Transitioning from Hospital to Home
It’s time to bring a loved one home from the hospital after surgery or illness. Whether their home recovery time will be relatively brief or extended, there are several things you can do to make the transition smooth. Here are six “Ps” to keep in mind when preparing for patient care at home.
Prepare the Home – Think safety and comfort as you get the patient’s living space ready for his or her arrival home. The first step is to move rugs and power cords that could impede movement or present a safety risk. Reduce clutter to make room for special equipment such as a hospital bed, wheelchair or easy chair, commode and oxygen supply. Will you need special bedding or support pillows? You may need to make adjustments for safety accessories such as a ramp, shower stool, hand grips or walker. Create a space for anyone who may be providing care, with a comfortable chair, table and place for personal items. Set up an “info central” area for all communication related to the patients’ care. This can be a bulletin board, notebook and pens to jot notes and keep records about medication, etc.

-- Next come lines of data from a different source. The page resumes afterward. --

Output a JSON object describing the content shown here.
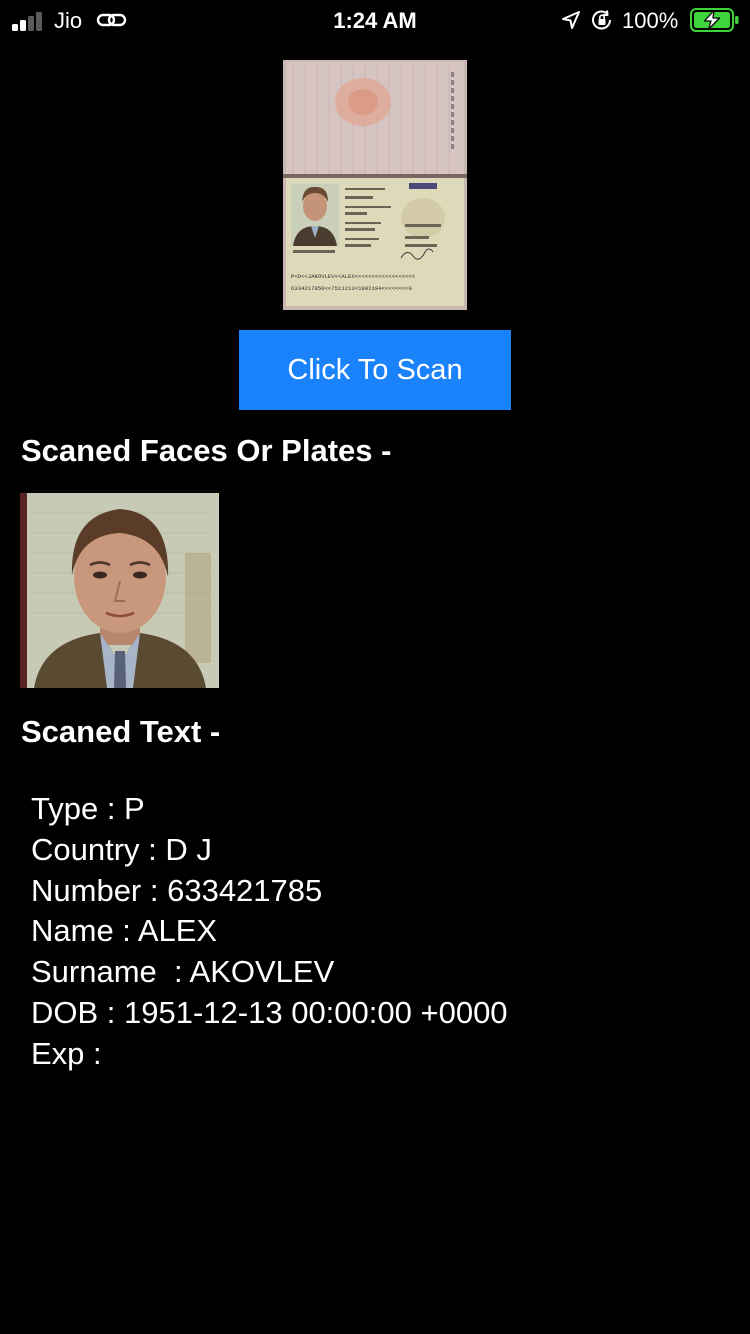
{
  "status_bar": {
    "carrier": "Jio",
    "time": "1:24 AM",
    "battery_percent": "100%",
    "signal_bars_filled": 2,
    "signal_bars_total": 4,
    "battery_level_percent": 100,
    "battery_charging": true,
    "icons": [
      "signal-icon",
      "link-icon",
      "location-arrow-icon",
      "rotation-lock-icon",
      "battery-charging-icon"
    ],
    "colors": {
      "battery_fill": "#3fd33c",
      "signal_off": "#5a5a5a"
    }
  },
  "document_preview": {
    "mrz_line_1": "P<D<<JAKOVLEV<<ALEX<<<<<<<<<<<<<<<<<<",
    "mrz_line_2": "6334217850<<7511213<1902194<<<<<<<<0"
  },
  "scan_button": {
    "label": "Click To Scan",
    "color": "#1a82fb"
  },
  "faces_section": {
    "heading": "Scaned Faces Or Plates -"
  },
  "text_section": {
    "heading": "Scaned Text -",
    "fields": [
      {
        "label": "Type : P"
      },
      {
        "label": "Country : D J"
      },
      {
        "label": "Number : 633421785"
      },
      {
        "label": "Name : ALEX"
      },
      {
        "label": "Surname  : AKOVLEV"
      },
      {
        "label": "DOB : 1951-12-13 00:00:00 +0000"
      },
      {
        "label": "Exp :"
      }
    ]
  }
}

Personal Supplies – Make a list of supplies you will need at home. Protective gloves and wipes will make clean-up easier. Special bathing supplies and equipment are available for those confined to bed. Consider the need for special skin care items, diapers and specialty items that will be needed.
People to contact – Organize names and phone numbers for doctors, pharmacists, representatives from a home care agency, and others you may need to call. This list can be prominently displayed on a bulletin board. A directory of business cards is helpful as well.
Prescriptions - During the patient’s hospital stay, medications may have changed. There may be new medications, and old medications may be discontinued or dosages may have changed. Make a list of the current medications and discard ones that have been discontinued – ask what each medication is for, when and how much should be taken, and ask about side effects and reactions that may occur. See if any of the medications must be taken with food. Note when each should be refilled. Make a special space to store medications and dispensers.
Patient Care – Your hospital discharge team will review patient care procedures and help decide what the patient can do, and what he or she may need help with. They will show you how to use equipment, and help you get comfortable with any procedures such as changing bandages or giving shots.
Precautions, Signs & Symptoms – Ask what adverse reactions there may be to medications, and what to look for as the patient recovers. Don’t be afraid to call the patient’s health care providers if anything looks amiss.
Taking some time to pre-plan and organize before you bring your loved one home can make the transition from hospital to home go more smoothly, for you and the patient.